Not even one week after Pope Francis brought his gospel of anti-consumerism to Manhattan, Advertising Week in New York opened up with a gala in a cathedral. Granted, St. Bart's, where the event was held, is an Episcopal church, so the Cool Pope, as he's sometimes referred to in the press, might have been cool with it. He also might have been cool with the jazz band and the drinking (even if the booze was not transubstantiated) -- and maybe with Advertising Week Executive Director Matt Sheckner preaching the glories of advertising from the pulpit. Lighting up the walls of the church with the hashtag #AWXII and the logo of event sponsor Amazon.com was just a little much.
But Advertising Week wouldn't be Advertising Week without a little excess. Perhaps the most annoying excess of the week was the humidity. Unseasonably warm, moist weather combined with tourist-dodging in the Times Square area had a number of people grumbling. When they weren't grumbling, however, they might have been talking about the following:
Ad blocking, ad blocking, ad blocking: Ad blocking didn't have much of an official presence in the programming for Advertising Week, but it kept coming up at panel after panel. Ad blocking, along with ad fraud, seemed to be two of the biggest pain points of the week, though there was very little offered in terms of practical solutions. A lot of agency and marketing types kept saying "better creative" was the best answer. But just in case, the Interactive Advertising Bureau is embarking on a publicity and engineering battle against ad blocking.
Your name here: Taking advantage of all the worries about ad blocking and ad fraud and having so many industry people in the same place, the Outdoor Advertising Association of America, with the help of agency PNYC, ran a pretty brilliant ambush campaign. Using billboards, phone kiosks, bus shelters, buses and even Times Square, the effort called out agencies and executives by name, arguing that outdoor was not only the real deal, but it could also drive real results in digital. The ads sent people to feelthereal.org, where the dangers of digital and the benefits of outdoor were made clear. The effort also included a lot of robot-bashing and secret messages in the binary code included on each ad.

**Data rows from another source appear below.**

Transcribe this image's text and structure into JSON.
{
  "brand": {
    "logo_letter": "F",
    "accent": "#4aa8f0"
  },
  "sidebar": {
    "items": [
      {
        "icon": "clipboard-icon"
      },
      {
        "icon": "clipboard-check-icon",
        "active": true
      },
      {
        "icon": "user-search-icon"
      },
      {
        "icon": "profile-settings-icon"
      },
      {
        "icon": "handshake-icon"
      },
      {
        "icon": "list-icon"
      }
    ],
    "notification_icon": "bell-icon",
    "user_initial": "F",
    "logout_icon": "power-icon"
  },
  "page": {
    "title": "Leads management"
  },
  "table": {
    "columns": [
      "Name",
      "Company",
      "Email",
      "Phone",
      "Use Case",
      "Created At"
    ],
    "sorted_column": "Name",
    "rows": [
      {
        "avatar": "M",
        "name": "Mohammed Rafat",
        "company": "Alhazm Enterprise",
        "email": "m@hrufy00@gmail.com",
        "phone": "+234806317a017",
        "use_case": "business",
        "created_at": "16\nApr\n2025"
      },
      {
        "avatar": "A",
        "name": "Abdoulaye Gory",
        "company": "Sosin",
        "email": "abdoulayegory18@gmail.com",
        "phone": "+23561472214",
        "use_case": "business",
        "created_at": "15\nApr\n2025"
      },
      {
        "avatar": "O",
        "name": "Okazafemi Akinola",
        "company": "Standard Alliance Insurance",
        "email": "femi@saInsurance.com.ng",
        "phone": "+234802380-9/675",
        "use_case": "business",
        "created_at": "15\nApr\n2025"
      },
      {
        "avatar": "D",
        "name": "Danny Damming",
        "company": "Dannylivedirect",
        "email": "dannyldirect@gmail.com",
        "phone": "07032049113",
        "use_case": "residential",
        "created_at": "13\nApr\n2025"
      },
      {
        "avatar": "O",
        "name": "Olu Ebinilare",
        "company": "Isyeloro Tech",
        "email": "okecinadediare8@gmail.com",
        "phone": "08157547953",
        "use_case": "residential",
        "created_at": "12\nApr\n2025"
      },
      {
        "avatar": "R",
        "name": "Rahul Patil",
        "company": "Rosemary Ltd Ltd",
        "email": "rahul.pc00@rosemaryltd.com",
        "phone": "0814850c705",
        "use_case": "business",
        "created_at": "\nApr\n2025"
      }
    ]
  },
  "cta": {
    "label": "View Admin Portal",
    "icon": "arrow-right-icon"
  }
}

Pre-rolls for panels: Attendees to Advertising Week perhaps felt at times like they were watching online video as every panel was preceded by video advertising. One particular ad, for Adobe, was actually brought to life in the venues. The spot featured a Mars launch continually interrupted by the demands of the fake energy-drink brand sponsoring the trip to space. AstroBoost energy drink, as the brand was called, was actually on offer during Advertising Week.
An Advertising Week by any other name: "It's something else, but not Advertising Week." That was WPP Chief Martin Sorrell during a fireside chat with MediaLink Chairman-CEO Michael Kassan. No one seemed to have a better idea for what to call it, though.
A little encouragement: Mr. Kassan kicked off his talk with Mr. Sorrell by asking about the previous day's announcement of the comScore-Rentrak merger. WPP will have a 16% stake in the combined firm, but no seat on the board. Despite all that, Mr. Sorrell called the timing of the announcement "excellent" and "accidentally on purpose." He also said, "It's fair to say we tried to encourage them to get together."
A different kind of agency talent: Some may have taken in Snoop or one of the other not-so-secret surprise acts -- and we're totally biased here -- but one of the most entertaining events of the week was Ad Age and The Trade Desk's Karaoke for a Cause. Fifteen groups from fifteen agencies battled it out for charity at Arena just off of Times Square. To say the teams took it seriously would be an understatement. In fact, Grey's team hired a marching band to walk them on and off the stage for its rousing rendition of Whitney Houston's "I Wanna Dance With Somebody." (Apparently karaoke purists did not approve of the ringers.) Ultimately, Starcom MediaVest's team beat rivals such McCann's Touch This and Key of D (that would be Deutsch) to secure the $10,000 prize on behalf of UJA-Federation of New York.
Move over J.T.: "Is this the line for T.A.?" Overheard during the wait to hear AOL CEO Tim Armstrong, apparently famous enough in Advertising Week circles to go by just his initials, at the Times Center on Wednesday.
She doesn't always watch TV, but…: Julz Goddard, better known as YesJulz on SnapChat, told Ad Age that she doesn't watch TV, but when she DOES watch TV, she watches commercials. And she's a big fan of Sprite's work featuring LeBron James.